START MATERIAL FOR THIS TASK
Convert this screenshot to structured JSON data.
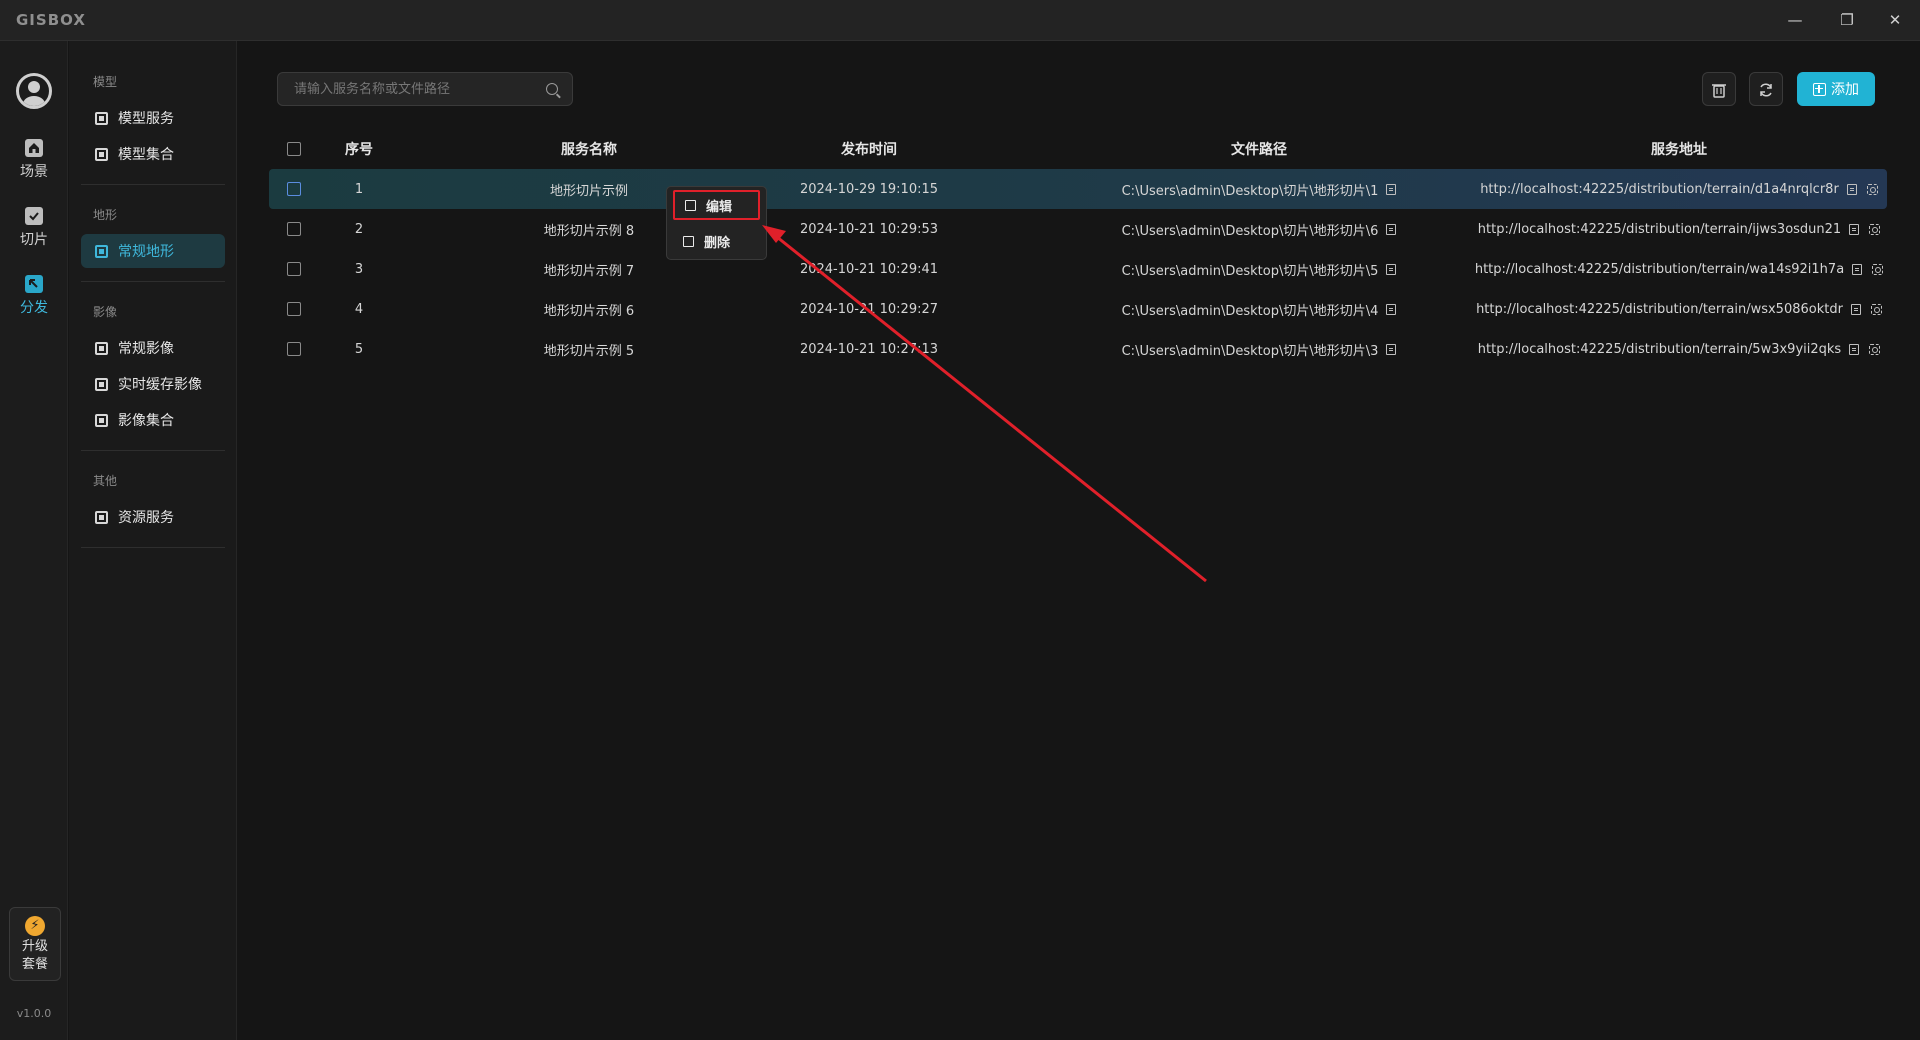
{
  "app": {
    "logo": "GISBOX",
    "window_controls": {
      "minimize": "—",
      "maximize": "❐",
      "close": "✕"
    }
  },
  "rail": {
    "items": [
      {
        "label": "场景",
        "icon": "home-icon",
        "active": false
      },
      {
        "label": "切片",
        "icon": "slice-icon",
        "active": false
      },
      {
        "label": "分发",
        "icon": "distribute-icon",
        "active": true
      }
    ],
    "upgrade": {
      "icon": "⚡",
      "label": "升级套餐"
    },
    "version": "v1.0.0"
  },
  "sidebar": {
    "groups": [
      {
        "title": "模型",
        "items": [
          {
            "label": "模型服务",
            "active": false
          },
          {
            "label": "模型集合",
            "active": false
          }
        ]
      },
      {
        "title": "地形",
        "items": [
          {
            "label": "常规地形",
            "active": true
          }
        ]
      },
      {
        "title": "影像",
        "items": [
          {
            "label": "常规影像",
            "active": false
          },
          {
            "label": "实时缓存影像",
            "active": false
          },
          {
            "label": "影像集合",
            "active": false
          }
        ]
      },
      {
        "title": "其他",
        "items": [
          {
            "label": "资源服务",
            "active": false
          }
        ]
      }
    ]
  },
  "toolbar": {
    "search_placeholder": "请输入服务名称或文件路径",
    "add_label": "添加"
  },
  "table": {
    "headers": {
      "index": "序号",
      "name": "服务名称",
      "time": "发布时间",
      "path": "文件路径",
      "url": "服务地址"
    },
    "rows": [
      {
        "index": "1",
        "name": "地形切片示例",
        "time": "2024-10-29 19:10:15",
        "path": "C:\\Users\\admin\\Desktop\\切片\\地形切片\\1",
        "url": "http://localhost:42225/distribution/terrain/d1a4nrqlcr8r",
        "selected": true
      },
      {
        "index": "2",
        "name": "地形切片示例 8",
        "time": "2024-10-21 10:29:53",
        "path": "C:\\Users\\admin\\Desktop\\切片\\地形切片\\6",
        "url": "http://localhost:42225/distribution/terrain/ijws3osdun21",
        "selected": false
      },
      {
        "index": "3",
        "name": "地形切片示例 7",
        "time": "2024-10-21 10:29:41",
        "path": "C:\\Users\\admin\\Desktop\\切片\\地形切片\\5",
        "url": "http://localhost:42225/distribution/terrain/wa14s92i1h7a",
        "selected": false
      },
      {
        "index": "4",
        "name": "地形切片示例 6",
        "time": "2024-10-21 10:29:27",
        "path": "C:\\Users\\admin\\Desktop\\切片\\地形切片\\4",
        "url": "http://localhost:42225/distribution/terrain/wsx5086oktdr",
        "selected": false
      },
      {
        "index": "5",
        "name": "地形切片示例 5",
        "time": "2024-10-21 10:27:13",
        "path": "C:\\Users\\admin\\Desktop\\切片\\地形切片\\3",
        "url": "http://localhost:42225/distribution/terrain/5w3x9yii2qks",
        "selected": false
      }
    ]
  },
  "context_menu": {
    "items": [
      {
        "label": "编辑",
        "icon": "edit-icon",
        "highlighted": true
      },
      {
        "label": "删除",
        "icon": "trash-icon",
        "highlighted": false
      }
    ]
  },
  "colors": {
    "accent": "#21b3d4",
    "active_text": "#3fb8dc",
    "annotation_red": "#e0202a",
    "background": "#151515"
  }
}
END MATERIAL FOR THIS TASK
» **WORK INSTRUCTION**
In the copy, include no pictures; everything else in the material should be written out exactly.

» **TASK ANSWER**
Convert this screenshot to structured JSON data.
{
  "app": {
    "logo": "GISBOX",
    "window_controls": {
      "minimize": "—",
      "maximize": "❐",
      "close": "✕"
    }
  },
  "rail": {
    "items": [
      {
        "label": "场景",
        "icon": "home-icon",
        "active": false
      },
      {
        "label": "切片",
        "icon": "slice-icon",
        "active": false
      },
      {
        "label": "分发",
        "icon": "distribute-icon",
        "active": true
      }
    ],
    "upgrade": {
      "icon": "⚡",
      "label": "升级套餐"
    },
    "version": "v1.0.0"
  },
  "sidebar": {
    "groups": [
      {
        "title": "模型",
        "items": [
          {
            "label": "模型服务",
            "active": false
          },
          {
            "label": "模型集合",
            "active": false
          }
        ]
      },
      {
        "title": "地形",
        "items": [
          {
            "label": "常规地形",
            "active": true
          }
        ]
      },
      {
        "title": "影像",
        "items": [
          {
            "label": "常规影像",
            "active": false
          },
          {
            "label": "实时缓存影像",
            "active": false
          },
          {
            "label": "影像集合",
            "active": false
          }
        ]
      },
      {
        "title": "其他",
        "items": [
          {
            "label": "资源服务",
            "active": false
          }
        ]
      }
    ]
  },
  "toolbar": {
    "search_placeholder": "请输入服务名称或文件路径",
    "add_label": "添加"
  },
  "table": {
    "headers": {
      "index": "序号",
      "name": "服务名称",
      "time": "发布时间",
      "path": "文件路径",
      "url": "服务地址"
    },
    "rows": [
      {
        "index": "1",
        "name": "地形切片示例",
        "time": "2024-10-29 19:10:15",
        "path": "C:\\Users\\admin\\Desktop\\切片\\地形切片\\1",
        "url": "http://localhost:42225/distribution/terrain/d1a4nrqlcr8r",
        "selected": true
      },
      {
        "index": "2",
        "name": "地形切片示例 8",
        "time": "2024-10-21 10:29:53",
        "path": "C:\\Users\\admin\\Desktop\\切片\\地形切片\\6",
        "url": "http://localhost:42225/distribution/terrain/ijws3osdun21",
        "selected": false
      },
      {
        "index": "3",
        "name": "地形切片示例 7",
        "time": "2024-10-21 10:29:41",
        "path": "C:\\Users\\admin\\Desktop\\切片\\地形切片\\5",
        "url": "http://localhost:42225/distribution/terrain/wa14s92i1h7a",
        "selected": false
      },
      {
        "index": "4",
        "name": "地形切片示例 6",
        "time": "2024-10-21 10:29:27",
        "path": "C:\\Users\\admin\\Desktop\\切片\\地形切片\\4",
        "url": "http://localhost:42225/distribution/terrain/wsx5086oktdr",
        "selected": false
      },
      {
        "index": "5",
        "name": "地形切片示例 5",
        "time": "2024-10-21 10:27:13",
        "path": "C:\\Users\\admin\\Desktop\\切片\\地形切片\\3",
        "url": "http://localhost:42225/distribution/terrain/5w3x9yii2qks",
        "selected": false
      }
    ]
  },
  "context_menu": {
    "items": [
      {
        "label": "编辑",
        "icon": "edit-icon",
        "highlighted": true
      },
      {
        "label": "删除",
        "icon": "trash-icon",
        "highlighted": false
      }
    ]
  },
  "colors": {
    "accent": "#21b3d4",
    "active_text": "#3fb8dc",
    "annotation_red": "#e0202a",
    "background": "#151515"
  }
}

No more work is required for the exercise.